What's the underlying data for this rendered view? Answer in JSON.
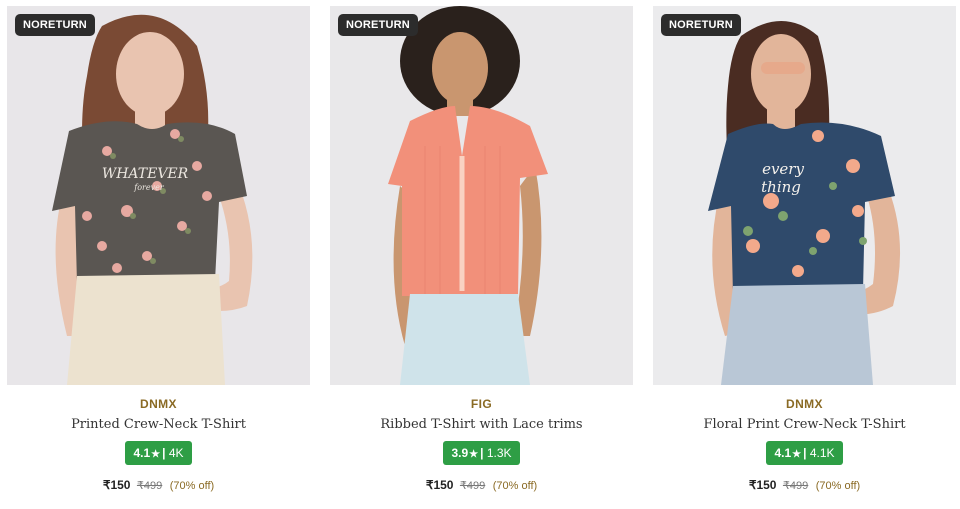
{
  "products": [
    {
      "badge": "NORETURN",
      "brand": "DNMX",
      "name": "Printed Crew-Neck T-Shirt",
      "rating": "4.1",
      "reviews": "4K",
      "price": "₹150",
      "mrp": "₹499",
      "discount": "(70% off)",
      "colors": {
        "bg": "#e8e6e9",
        "top": "#5a5652",
        "bottom": "#ece2cf",
        "hair": "#7a4a34",
        "skin": "#e9c4b0"
      },
      "print_text_1": "WHATEVER",
      "print_text_2": "forever"
    },
    {
      "badge": "NORETURN",
      "brand": "FIG",
      "name": "Ribbed T-Shirt with Lace trims",
      "rating": "3.9",
      "reviews": "1.3K",
      "price": "₹150",
      "mrp": "₹499",
      "discount": "(70% off)",
      "colors": {
        "bg": "#e9e8ea",
        "top": "#f2907a",
        "bottom": "#cfe3ea",
        "hair": "#2a211c",
        "skin": "#c9966f"
      }
    },
    {
      "badge": "NORETURN",
      "brand": "DNMX",
      "name": "Floral Print Crew-Neck T-Shirt",
      "rating": "4.1",
      "reviews": "4.1K",
      "price": "₹150",
      "mrp": "₹499",
      "discount": "(70% off)",
      "colors": {
        "bg": "#ebebed",
        "top": "#2f4a6b",
        "bottom": "#b9c7d6",
        "hair": "#4a2c22",
        "skin": "#e2b59a"
      },
      "print_text_1": "every",
      "print_text_2": "thing"
    }
  ],
  "rating_star": "★",
  "rating_sep": "|"
}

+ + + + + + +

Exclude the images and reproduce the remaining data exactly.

What's the underlying data for this rendered view? Answer in JSON.
{
  "products": [
    {
      "badge": "NORETURN",
      "brand": "DNMX",
      "name": "Printed Crew-Neck T-Shirt",
      "rating": "4.1",
      "reviews": "4K",
      "price": "₹150",
      "mrp": "₹499",
      "discount": "(70% off)",
      "colors": {
        "bg": "#e8e6e9",
        "top": "#5a5652",
        "bottom": "#ece2cf",
        "hair": "#7a4a34",
        "skin": "#e9c4b0"
      },
      "print_text_1": "WHATEVER",
      "print_text_2": "forever"
    },
    {
      "badge": "NORETURN",
      "brand": "FIG",
      "name": "Ribbed T-Shirt with Lace trims",
      "rating": "3.9",
      "reviews": "1.3K",
      "price": "₹150",
      "mrp": "₹499",
      "discount": "(70% off)",
      "colors": {
        "bg": "#e9e8ea",
        "top": "#f2907a",
        "bottom": "#cfe3ea",
        "hair": "#2a211c",
        "skin": "#c9966f"
      }
    },
    {
      "badge": "NORETURN",
      "brand": "DNMX",
      "name": "Floral Print Crew-Neck T-Shirt",
      "rating": "4.1",
      "reviews": "4.1K",
      "price": "₹150",
      "mrp": "₹499",
      "discount": "(70% off)",
      "colors": {
        "bg": "#ebebed",
        "top": "#2f4a6b",
        "bottom": "#b9c7d6",
        "hair": "#4a2c22",
        "skin": "#e2b59a"
      },
      "print_text_1": "every",
      "print_text_2": "thing"
    }
  ],
  "rating_star": "★",
  "rating_sep": "|"
}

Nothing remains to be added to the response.